- Filing your taxes on time will also reduce your chances of being audited. Filing late will attract more attention to your return since it may have been rushed and incorrectly prepared.
Common flags that trigger an audit
Tax auditors look for red flags when reviewing returns, and these are some of the most common ones to avoid:
- Consecutive years of business loss will almost certainly draw attention. Yes the IRS understands most small businesses will have losses in the first few years. But if your business continues to accumulate losses, the IRS will start to assume you are sheltering profits. The chances that a business is still around after five years of consecutive losses is hard to imagine, which is why such a business is likely to get audited.
- High expense claims is another red flag. They will compare your expenses to other relative competitors in your sector. If your expenses are much higher than your competitors, you will most surely be audited.
- The IRS will also take a close look at home office and motor vehicle expenses. These expenses can be manipulated in your favor fairly easily since they are based on estimations. This is why they will spend more resources auditing theses specific areas of your business return.
- Large charitable donations are also a common trigger. Very few people or businesses give 30% of their income to charity.

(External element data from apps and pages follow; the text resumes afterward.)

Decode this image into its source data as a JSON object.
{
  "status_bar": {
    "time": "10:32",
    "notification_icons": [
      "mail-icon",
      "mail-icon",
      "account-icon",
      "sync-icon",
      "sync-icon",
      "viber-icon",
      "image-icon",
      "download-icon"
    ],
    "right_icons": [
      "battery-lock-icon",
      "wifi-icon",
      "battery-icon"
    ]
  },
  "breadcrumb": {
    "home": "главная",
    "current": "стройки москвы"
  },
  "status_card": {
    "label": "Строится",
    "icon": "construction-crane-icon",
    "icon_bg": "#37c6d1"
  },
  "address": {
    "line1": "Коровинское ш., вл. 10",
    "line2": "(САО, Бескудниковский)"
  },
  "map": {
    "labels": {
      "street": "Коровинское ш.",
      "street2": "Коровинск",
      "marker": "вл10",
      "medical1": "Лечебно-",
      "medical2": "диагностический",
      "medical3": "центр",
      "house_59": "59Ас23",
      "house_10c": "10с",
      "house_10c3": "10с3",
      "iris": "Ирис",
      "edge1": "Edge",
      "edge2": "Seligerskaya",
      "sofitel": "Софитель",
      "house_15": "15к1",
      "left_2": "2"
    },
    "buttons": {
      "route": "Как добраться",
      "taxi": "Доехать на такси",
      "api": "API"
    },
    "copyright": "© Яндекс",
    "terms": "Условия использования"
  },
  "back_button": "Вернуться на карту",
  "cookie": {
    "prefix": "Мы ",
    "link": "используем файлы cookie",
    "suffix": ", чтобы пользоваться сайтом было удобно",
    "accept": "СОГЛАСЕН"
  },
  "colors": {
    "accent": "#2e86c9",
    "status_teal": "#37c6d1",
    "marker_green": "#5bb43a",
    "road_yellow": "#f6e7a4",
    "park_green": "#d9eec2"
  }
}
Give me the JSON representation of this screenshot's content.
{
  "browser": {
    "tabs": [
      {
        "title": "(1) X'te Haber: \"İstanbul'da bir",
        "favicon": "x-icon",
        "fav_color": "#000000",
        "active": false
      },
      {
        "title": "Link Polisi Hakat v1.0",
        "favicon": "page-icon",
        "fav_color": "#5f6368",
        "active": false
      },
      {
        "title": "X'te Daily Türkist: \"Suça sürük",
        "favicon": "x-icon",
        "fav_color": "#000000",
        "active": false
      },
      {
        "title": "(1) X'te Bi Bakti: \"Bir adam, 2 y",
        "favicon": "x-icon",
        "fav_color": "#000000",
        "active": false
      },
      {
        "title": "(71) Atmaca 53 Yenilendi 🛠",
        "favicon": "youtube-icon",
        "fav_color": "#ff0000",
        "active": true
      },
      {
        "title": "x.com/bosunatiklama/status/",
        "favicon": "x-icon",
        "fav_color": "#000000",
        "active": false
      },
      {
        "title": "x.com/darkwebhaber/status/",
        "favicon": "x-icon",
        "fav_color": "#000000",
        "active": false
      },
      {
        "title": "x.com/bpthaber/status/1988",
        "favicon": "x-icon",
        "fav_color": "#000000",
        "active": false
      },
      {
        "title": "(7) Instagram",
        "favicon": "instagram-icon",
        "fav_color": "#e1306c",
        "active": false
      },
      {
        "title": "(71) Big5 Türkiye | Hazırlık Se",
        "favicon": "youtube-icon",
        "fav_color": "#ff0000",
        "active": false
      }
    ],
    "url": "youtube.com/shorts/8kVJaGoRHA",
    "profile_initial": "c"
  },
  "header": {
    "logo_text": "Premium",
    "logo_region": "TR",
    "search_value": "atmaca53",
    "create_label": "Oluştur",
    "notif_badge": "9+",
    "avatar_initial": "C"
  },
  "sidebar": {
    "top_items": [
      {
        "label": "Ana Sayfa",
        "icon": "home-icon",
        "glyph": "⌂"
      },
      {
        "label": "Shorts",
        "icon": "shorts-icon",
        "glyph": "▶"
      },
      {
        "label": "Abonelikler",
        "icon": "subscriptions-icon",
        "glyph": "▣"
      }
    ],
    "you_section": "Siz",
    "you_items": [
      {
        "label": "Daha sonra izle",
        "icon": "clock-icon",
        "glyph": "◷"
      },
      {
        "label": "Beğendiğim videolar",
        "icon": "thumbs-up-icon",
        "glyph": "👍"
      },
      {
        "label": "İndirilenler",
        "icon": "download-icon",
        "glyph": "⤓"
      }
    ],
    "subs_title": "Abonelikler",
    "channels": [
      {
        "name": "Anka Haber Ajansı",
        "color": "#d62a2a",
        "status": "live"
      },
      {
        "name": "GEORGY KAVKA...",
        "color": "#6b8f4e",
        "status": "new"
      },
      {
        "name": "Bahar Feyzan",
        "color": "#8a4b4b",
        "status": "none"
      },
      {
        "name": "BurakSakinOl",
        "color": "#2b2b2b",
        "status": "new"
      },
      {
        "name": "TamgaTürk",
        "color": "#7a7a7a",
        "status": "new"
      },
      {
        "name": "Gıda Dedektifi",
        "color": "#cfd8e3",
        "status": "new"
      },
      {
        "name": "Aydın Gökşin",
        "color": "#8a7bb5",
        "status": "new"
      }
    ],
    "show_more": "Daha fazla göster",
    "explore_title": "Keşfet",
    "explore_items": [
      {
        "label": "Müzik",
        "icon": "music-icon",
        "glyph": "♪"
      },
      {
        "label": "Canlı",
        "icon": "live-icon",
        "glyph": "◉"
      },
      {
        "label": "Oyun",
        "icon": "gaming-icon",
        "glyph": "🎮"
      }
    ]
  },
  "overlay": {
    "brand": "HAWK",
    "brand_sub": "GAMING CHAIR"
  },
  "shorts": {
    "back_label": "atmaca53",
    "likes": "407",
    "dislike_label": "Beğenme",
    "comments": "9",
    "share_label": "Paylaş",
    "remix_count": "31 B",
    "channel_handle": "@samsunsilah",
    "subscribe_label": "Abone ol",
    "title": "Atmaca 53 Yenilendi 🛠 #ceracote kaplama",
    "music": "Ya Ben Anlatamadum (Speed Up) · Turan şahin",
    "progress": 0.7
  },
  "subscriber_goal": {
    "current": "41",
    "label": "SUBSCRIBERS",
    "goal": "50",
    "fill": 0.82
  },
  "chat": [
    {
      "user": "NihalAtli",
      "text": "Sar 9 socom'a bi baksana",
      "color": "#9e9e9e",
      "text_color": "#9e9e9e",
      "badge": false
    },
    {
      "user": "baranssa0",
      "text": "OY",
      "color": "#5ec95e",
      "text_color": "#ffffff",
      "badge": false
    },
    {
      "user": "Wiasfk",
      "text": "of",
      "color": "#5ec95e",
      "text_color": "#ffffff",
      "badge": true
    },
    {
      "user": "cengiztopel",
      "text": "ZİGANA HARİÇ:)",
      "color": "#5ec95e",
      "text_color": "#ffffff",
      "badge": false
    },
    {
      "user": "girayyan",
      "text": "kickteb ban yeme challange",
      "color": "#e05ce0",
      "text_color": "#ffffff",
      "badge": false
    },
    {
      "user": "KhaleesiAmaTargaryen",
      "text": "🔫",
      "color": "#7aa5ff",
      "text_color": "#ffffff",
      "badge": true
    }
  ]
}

The most effective way to reduce your chances of an audit is to have your return filed by an accountant or tax expert. They are trained in understanding the law and will be your best bet in avoiding a tax audit. Not sure where to find one? Thousands of FreshBooks certified accountants and bookkeepers are just a click away on the FreshMap. Find one that’s in your area today, and sleep a little easier at night knowing you’re in good hands.